__BRIEF__.
Check each line of the material. Copy those containing "What".

┌──

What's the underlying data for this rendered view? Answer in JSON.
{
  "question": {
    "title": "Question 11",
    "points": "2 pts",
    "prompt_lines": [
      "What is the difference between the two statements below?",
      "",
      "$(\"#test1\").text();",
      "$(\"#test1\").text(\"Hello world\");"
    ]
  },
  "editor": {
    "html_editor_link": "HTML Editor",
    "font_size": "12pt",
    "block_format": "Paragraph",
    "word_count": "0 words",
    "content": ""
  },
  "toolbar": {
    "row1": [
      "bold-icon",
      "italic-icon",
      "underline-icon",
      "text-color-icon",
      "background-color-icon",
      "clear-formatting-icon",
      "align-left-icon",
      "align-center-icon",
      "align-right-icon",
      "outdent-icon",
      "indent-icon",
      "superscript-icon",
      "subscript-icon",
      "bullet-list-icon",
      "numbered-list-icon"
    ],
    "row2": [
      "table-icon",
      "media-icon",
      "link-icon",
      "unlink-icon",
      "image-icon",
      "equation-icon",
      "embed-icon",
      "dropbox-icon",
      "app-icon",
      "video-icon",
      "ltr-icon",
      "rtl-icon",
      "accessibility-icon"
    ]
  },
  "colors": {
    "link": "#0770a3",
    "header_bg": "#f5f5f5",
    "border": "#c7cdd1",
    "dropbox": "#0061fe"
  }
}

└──

__FINISHED EXERCISE__.
What's the underlying data for this rendered view? Answer in JSON.
      "What is the difference between the two statements below?",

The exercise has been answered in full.